If the case doesn’t settle, the Court issues a trial scheduling order. The trial date is usually scheduled several months after the settlement conference, depending on the Court’s docket. Some cases can and do settle in this time, as trials are becoming rarer. If a settlement is not reached, and a jury trial proceeds, before the trial, jury instructions are prepared, motions about evidence are filed, jury panel questionnaires are reviewed, and juror notebooks are assembled. The jury is selected on the first day of trial, then opening statements are given. Occasionally, the defendant will wait and give his or her opening statement after the plaintiff’s witnesses testify. The plaintiff presents his or her “case in chief” first. This is where the plaintiff must, through documents and witness testimony, establish the elements of his or her claim. Defendant will usually cross-examine each witness.
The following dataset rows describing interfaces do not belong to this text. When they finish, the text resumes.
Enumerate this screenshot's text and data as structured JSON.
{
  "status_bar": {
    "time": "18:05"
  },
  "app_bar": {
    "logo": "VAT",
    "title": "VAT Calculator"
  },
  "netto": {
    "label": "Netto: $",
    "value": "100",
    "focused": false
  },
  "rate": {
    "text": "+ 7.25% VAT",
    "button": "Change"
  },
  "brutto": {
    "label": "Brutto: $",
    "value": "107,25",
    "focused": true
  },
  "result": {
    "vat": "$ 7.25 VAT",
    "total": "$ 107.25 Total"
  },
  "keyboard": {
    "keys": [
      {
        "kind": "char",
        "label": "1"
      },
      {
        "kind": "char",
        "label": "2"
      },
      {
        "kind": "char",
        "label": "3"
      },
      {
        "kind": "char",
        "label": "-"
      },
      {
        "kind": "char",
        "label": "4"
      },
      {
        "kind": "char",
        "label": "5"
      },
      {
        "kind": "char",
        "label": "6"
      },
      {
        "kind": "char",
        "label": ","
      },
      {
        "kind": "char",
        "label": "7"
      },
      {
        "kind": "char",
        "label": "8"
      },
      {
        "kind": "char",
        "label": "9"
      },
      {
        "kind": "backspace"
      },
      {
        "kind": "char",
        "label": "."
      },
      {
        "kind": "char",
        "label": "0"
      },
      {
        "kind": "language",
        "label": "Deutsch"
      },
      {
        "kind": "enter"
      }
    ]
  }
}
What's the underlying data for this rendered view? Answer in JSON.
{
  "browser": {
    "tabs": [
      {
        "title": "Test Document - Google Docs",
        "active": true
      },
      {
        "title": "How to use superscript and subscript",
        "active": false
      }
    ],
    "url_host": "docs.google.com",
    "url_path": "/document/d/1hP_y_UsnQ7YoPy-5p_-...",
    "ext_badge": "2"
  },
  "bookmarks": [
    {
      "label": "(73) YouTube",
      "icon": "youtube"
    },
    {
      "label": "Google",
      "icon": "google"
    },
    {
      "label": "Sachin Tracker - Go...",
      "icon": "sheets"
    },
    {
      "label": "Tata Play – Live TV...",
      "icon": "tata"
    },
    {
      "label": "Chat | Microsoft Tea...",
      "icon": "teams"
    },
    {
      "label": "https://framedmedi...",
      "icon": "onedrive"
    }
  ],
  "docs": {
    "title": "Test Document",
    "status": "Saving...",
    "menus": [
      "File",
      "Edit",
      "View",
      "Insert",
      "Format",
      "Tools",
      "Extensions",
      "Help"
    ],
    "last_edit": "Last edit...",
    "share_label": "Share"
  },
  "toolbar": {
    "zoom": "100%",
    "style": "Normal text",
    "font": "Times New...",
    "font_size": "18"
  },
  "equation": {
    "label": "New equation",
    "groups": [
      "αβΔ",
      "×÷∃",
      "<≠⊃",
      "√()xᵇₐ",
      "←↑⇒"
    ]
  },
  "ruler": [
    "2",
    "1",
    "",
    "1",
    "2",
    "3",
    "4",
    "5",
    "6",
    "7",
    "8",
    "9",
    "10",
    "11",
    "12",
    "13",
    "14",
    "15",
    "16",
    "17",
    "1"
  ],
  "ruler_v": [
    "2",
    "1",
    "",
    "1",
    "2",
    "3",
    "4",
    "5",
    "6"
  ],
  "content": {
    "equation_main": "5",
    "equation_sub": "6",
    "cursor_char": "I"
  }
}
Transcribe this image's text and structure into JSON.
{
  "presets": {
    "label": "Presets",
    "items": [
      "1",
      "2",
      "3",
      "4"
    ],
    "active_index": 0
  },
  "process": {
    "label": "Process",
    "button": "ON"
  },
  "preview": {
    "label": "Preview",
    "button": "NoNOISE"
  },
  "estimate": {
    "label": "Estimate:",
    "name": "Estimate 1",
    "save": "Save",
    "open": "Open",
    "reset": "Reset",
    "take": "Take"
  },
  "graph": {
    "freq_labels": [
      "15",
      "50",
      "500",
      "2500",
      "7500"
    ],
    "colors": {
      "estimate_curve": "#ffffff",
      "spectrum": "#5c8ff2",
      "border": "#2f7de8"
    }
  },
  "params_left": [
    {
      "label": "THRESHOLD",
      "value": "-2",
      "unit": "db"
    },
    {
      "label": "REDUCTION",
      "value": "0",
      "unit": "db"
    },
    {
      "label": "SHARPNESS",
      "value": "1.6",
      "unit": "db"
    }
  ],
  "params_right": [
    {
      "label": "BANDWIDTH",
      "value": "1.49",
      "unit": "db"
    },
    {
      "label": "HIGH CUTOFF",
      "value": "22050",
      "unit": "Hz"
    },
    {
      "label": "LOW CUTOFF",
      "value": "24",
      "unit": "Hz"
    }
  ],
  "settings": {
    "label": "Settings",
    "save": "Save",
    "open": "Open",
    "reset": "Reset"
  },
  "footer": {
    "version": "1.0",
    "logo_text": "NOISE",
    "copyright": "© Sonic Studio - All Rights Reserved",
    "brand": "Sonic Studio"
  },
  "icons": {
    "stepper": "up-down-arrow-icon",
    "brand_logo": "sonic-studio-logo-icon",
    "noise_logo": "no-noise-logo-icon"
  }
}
After the plaintiff’s case in chief, defendants usually make a “motion for a directed verdict.” The defendant argues that the case should end at that point because the plaintiff failed to establish the elements of the claim. These motions are rarely granted. Next, the defendants present their witnesses. Sometimes, the plaintiff will call rebuttal witnesses after the defendants’ witnesses are done.
After all of the witnesses have testified, the parties give closing arguments – first the plaintiff, then the defendant. The plaintiff usually gets the last word, and gives a brief rebuttal argument. Then jury instructions are given and the jury deliberates. The jury could deliberate for minutes, hours or days. The jury returns with either a verdict for money damagesfor the plaintiff or a verdict of “no cause,” which means the defendant won.
Litigation does not end with a verdict. Post-trial motions are filed either to overturn the verdict or to lower the amount of the verdict. After those motions, the Court enters a judgment. That judgment is usually appealed. The appeal process generally takes at least a year and can take several years. Sometimes cases settle during the appeal period.
The Court of Appeals will either affirm the judgment or, if there were errors during the trial that affected the outcome, reverse and remand for further proceedings. Either party can ask the Michigan Supreme Court to review the Court of Appeals’ order. If the Court of Appeals affirms, and the Supreme Court does not hear the case, the defendant must pay any judgment amount. If the Court of Appeals remands (and the Supreme Court does not hear the case), more proceedings are held in trial court. Sometimes this is just to adjust the judgment amount, but sometimes it could mean a whole new trial. If the Supreme Court hears the case, it will either affirm the Court of Appeals or remand to either the Court of Appeals or trial court for further proceedings.
As you can see, the litigation process is long and cumbersome. It is a roller coaster, filled with ups and downs. We recognize how difficult it is for our clients to go through this process. We stand with our clients every step of the way.